Title: Validation of NBudget for estimating soil N supply in Australia's northern grains region in the absence of soil test data
Contributor(s): Herridge, David  (author)orcid 
Publication Date: 2017
DOI: 10.1071/SR16336
Handle Link: https://hdl.handle.net/1959.11/26815
Abstract: Effective management of fertiliser nitrogen (N) inputs by farmers will generally have beneficial productivity, economic and environmental consequences. The reality is that farmers may be unsure of plant-available N levels in cropping soils at sowing and make decisions about how much fertiliser N to apply with limited information about existing soil N supply. NBudget is a Microsoft (Armonk, NY, USA) Excel-based decision support tool developed primarily to assist farmers and/or advisors in Australia's northern grains region manage N. NBudget estimates plant-available (nitrate) N at sowing; it also estimates sowing soil water, grain yields, fertiliser N requirements for cereals and oilseed crops and N2 fixation by legumes. NBudget does not rely on soil testing for nitrate-N, organic carbon or soil water content. Rather, the tool relies on precrop (fallow) rainfall data plus basic descriptions of soil texture and fertility, tillage practice and information about paddock use in the previous 2 years. Use is made of rule-of-thumb values and stand-alone or linked algorithms describing, among other things, rates of mineralisation of background soil organic N and fresh residue N. Winter and summer versions of NBudget cover the 10 major crops of the region: bread wheat, durum, barley, canola, chickpea and faba bean in the winter crop version; sorghum, sunflower, soybean and mung bean in the summer crop version. Validating the winter crop version of NBudget estimates of sowing soil nitrate-N against three independent datasets (n = 65) indicated generally close agreement between measured and predicted values (y = 0.91x + 16.8; r2 = 0.78). A limitation of the tool is that it does not account for losses of N from waterlogged or flooded soils. Although NBudget also predicts grain yields and fertiliser N requirements for the coming season, potential users may simply factor predicted soil N supply into their fertiliser decisions, rather than rely on the output of the tool. Decisions about fertiliser N inputs are often complex and are based on several criteria, including attitudes to risk, history of fertiliser use and costs. The usefulness and likely longevity of NBudget would be enhanced by transforming the current Excel-based tool, currently available on request from the author, to a stand-alone app or web-based tool.
Publication Type: Journal Article
Source of Publication: Soil Research, 55(6), p. 590-599
Publisher: CSIRO Publishing
Place of Publication: Australia
ISSN: 1838-675X
1838-6768
Field of Research (FOR): 070302 Agronomy
070306 Crop and Pasture Nutrition
Peer Reviewed: Yes
HERDC Category Description: C1 Refereed Article in a Scholarly Journal
Appears in Collections:Journal Article
School of Environmental and Rural Science

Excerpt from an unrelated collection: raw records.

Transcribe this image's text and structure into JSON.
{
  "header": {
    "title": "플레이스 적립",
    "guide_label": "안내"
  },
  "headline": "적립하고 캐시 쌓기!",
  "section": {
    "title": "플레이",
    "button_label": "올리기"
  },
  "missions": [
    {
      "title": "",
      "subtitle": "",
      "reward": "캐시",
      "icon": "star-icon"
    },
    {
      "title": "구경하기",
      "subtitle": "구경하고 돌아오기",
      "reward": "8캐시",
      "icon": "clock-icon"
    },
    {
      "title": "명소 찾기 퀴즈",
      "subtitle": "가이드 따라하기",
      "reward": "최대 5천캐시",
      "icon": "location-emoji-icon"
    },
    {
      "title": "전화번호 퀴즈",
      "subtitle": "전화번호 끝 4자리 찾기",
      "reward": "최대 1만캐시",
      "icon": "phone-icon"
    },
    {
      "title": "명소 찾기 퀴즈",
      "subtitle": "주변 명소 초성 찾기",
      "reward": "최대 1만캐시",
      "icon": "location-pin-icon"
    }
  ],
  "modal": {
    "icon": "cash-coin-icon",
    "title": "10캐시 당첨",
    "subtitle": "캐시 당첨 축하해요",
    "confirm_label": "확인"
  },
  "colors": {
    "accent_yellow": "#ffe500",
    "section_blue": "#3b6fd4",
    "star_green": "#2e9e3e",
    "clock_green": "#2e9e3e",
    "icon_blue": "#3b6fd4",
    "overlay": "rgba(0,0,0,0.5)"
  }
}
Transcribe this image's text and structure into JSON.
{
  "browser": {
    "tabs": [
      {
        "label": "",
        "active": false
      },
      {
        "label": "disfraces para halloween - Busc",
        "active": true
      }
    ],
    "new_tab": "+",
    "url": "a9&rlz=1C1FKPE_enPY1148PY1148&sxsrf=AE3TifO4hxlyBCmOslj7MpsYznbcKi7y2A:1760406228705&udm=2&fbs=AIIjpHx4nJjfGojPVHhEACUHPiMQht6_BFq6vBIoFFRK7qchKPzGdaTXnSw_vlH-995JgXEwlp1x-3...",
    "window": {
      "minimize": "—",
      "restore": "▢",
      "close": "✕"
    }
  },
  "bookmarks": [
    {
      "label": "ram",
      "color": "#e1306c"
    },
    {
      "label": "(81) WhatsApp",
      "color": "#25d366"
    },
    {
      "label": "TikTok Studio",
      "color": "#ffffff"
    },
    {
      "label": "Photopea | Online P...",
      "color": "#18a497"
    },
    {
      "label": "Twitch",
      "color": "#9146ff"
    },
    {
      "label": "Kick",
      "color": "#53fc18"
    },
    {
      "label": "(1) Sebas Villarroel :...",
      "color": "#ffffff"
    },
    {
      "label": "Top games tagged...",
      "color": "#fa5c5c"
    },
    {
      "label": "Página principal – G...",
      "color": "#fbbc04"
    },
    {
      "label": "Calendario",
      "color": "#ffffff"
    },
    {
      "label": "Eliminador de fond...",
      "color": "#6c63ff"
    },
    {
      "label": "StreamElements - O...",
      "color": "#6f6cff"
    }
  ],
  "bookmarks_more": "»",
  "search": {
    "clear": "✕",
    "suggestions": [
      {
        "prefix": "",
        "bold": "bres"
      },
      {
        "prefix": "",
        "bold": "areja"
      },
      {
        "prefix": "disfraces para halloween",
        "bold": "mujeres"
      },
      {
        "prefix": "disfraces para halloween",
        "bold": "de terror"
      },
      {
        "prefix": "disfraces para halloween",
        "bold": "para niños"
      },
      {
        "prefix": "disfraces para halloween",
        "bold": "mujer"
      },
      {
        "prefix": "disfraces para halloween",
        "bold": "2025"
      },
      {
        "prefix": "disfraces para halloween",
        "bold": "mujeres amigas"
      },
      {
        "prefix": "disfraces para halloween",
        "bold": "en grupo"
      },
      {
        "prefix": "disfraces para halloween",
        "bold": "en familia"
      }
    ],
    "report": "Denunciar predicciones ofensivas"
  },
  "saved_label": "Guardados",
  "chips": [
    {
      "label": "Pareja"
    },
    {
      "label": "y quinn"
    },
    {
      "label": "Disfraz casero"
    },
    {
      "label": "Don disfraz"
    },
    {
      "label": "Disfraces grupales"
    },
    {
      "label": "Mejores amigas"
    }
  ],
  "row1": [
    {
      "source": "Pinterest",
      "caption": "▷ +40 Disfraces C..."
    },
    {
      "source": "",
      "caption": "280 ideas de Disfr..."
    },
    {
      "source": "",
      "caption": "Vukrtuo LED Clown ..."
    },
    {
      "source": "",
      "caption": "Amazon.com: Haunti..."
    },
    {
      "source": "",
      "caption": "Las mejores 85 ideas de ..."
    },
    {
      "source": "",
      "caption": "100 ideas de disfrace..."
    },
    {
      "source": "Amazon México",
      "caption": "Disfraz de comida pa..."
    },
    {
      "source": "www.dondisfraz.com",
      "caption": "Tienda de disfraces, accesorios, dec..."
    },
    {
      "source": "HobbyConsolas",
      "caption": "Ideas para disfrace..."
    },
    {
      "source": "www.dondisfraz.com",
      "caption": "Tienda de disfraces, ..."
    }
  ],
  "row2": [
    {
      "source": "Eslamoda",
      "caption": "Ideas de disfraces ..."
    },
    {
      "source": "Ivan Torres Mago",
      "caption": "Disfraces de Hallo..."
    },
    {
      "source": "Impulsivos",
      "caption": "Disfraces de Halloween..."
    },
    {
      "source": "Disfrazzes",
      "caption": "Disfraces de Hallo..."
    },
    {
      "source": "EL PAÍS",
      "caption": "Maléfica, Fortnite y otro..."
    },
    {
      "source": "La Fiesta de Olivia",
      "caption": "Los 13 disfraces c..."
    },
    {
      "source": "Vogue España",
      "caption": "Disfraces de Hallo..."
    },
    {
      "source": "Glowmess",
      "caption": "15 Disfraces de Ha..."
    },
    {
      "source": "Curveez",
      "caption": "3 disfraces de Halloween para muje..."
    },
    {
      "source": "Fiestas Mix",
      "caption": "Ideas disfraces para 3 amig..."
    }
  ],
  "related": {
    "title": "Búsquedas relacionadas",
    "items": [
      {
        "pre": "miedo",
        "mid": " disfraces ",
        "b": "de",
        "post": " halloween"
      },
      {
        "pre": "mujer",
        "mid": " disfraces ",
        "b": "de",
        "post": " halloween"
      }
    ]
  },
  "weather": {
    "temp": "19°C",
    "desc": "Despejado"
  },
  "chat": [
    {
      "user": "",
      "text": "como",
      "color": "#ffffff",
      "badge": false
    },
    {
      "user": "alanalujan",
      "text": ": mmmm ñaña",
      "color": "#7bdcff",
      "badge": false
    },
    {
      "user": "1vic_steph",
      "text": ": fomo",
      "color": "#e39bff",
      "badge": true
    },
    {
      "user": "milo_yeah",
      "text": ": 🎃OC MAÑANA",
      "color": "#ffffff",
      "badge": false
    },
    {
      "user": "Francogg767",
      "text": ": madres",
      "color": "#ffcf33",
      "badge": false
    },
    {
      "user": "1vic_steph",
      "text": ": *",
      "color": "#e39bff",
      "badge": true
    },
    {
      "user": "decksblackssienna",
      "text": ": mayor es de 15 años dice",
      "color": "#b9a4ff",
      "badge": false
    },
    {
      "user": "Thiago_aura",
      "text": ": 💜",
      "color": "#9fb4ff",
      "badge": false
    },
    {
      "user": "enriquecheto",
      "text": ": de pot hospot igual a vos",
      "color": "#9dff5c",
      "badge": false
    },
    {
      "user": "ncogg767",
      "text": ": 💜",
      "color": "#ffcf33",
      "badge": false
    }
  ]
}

Files in This Item:
3 files
File Description SizeFormat 
Show full item record
Google Media

Google ScholarTM

Check

Altmetric


Items in Research UNE are protected by copyright, with all rights reserved, unless otherwise indicated.